The verses:

"Keep drinking coffee, stare me down across the table
While I look outside
So many things I’d say if only I were able
But I just keep quiet and count the cars that pass by

"You’ve got opinions, man
We’re all entitled to ‘em, but I never asked
So let me thank you for your time, and try not to waste anymore of mine
And get out of here fast

"I hate to break it to you babe, but I’m not drowning
There’s no one here to save

"Who cares if you disagree?
You are not me
Who made you king of anything?
So you dare tell me who to be?
Who died and made you king of anything?"

Anyone who can dismiss a former lover with that kind of  contempt, all the while blaming it entirely on him, is someone you seriously do not want to get involved with.

Forewarned is forearmed.

1 comment:

flynful said...

Theodore Dalrymple

I knew the name was familiar. He writes articles from time to time for www.city-journal.org. I also enjoy his wit and humor. I went to their archives and found more than 200 of his articles that I bookmarked for rainy days.

I read the other day that many schools are giving up the teaching of cursive letters, or handwriting. We will soon become a nation of print-only boobs, who will not be able to read a handwritten letter.
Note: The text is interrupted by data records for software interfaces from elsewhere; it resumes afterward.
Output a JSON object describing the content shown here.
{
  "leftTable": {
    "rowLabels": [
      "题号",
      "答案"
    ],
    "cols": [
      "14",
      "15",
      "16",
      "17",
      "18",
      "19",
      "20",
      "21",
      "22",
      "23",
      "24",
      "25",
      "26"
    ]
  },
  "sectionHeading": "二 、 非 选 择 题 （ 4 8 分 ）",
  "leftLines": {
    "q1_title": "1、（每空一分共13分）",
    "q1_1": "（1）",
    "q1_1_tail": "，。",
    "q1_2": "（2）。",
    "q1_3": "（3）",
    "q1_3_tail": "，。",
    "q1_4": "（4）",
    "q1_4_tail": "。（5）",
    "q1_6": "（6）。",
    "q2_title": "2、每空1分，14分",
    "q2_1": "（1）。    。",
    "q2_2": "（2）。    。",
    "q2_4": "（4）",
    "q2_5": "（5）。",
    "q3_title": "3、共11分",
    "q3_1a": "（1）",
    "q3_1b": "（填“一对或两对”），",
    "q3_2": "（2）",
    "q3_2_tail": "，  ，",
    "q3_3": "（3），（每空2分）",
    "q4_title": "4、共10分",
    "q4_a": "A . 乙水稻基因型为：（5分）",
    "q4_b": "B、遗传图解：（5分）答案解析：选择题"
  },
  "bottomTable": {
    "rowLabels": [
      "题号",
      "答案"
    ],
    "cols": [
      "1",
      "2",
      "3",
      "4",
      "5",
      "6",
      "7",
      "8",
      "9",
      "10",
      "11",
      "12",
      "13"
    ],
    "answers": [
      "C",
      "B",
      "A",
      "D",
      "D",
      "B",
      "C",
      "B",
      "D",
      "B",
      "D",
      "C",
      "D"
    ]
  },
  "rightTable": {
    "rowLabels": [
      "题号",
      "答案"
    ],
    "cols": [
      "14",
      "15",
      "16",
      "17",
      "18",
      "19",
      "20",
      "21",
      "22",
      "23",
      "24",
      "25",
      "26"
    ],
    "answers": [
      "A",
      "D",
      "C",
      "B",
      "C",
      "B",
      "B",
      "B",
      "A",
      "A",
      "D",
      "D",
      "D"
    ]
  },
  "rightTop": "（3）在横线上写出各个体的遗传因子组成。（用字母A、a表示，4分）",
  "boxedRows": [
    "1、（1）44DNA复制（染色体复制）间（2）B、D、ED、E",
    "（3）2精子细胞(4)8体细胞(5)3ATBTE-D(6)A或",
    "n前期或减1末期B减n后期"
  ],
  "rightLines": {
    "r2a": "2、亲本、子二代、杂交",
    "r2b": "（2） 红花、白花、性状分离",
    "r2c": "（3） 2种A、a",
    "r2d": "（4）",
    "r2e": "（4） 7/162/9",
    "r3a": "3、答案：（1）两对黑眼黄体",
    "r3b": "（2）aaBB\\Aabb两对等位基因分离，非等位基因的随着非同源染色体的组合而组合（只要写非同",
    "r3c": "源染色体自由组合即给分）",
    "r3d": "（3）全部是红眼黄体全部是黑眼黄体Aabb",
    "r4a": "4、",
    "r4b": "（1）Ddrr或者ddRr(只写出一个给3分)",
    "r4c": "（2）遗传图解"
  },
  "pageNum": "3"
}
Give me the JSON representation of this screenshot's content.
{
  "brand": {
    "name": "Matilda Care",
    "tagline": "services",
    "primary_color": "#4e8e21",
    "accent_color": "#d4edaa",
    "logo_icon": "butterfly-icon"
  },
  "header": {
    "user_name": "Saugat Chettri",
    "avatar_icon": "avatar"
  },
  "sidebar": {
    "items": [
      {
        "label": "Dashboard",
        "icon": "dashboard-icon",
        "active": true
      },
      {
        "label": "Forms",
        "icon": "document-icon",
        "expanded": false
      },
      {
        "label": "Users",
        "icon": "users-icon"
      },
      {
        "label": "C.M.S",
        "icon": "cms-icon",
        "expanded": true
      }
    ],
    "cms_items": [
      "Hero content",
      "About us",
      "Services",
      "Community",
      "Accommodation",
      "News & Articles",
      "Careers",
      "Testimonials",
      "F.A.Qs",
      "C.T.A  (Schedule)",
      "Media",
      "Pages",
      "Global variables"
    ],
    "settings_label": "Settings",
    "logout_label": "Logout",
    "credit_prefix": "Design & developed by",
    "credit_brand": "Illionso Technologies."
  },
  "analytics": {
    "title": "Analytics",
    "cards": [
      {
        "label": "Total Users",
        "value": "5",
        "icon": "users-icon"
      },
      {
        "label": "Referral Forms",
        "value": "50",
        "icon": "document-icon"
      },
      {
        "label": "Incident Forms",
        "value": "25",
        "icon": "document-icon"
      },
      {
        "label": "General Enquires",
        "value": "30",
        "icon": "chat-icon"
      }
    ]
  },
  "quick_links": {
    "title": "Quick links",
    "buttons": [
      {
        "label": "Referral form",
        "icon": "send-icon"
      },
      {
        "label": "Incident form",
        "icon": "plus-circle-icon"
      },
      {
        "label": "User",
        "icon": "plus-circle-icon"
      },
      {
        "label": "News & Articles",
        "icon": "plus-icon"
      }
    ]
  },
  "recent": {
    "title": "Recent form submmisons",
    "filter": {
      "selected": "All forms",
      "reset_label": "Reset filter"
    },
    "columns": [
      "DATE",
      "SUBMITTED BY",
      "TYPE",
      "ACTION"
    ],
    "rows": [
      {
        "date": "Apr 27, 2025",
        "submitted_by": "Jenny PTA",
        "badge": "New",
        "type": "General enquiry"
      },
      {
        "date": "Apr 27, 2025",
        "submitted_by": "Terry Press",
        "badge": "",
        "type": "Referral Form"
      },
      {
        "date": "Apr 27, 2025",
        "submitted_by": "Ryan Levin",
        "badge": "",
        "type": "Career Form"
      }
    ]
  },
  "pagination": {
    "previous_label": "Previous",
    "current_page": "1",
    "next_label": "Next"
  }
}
So, the care that was once (and so recently) taken to craft a polite but firm letter will be reduced to using "you" instead of "u" when texting bad news.


Steve G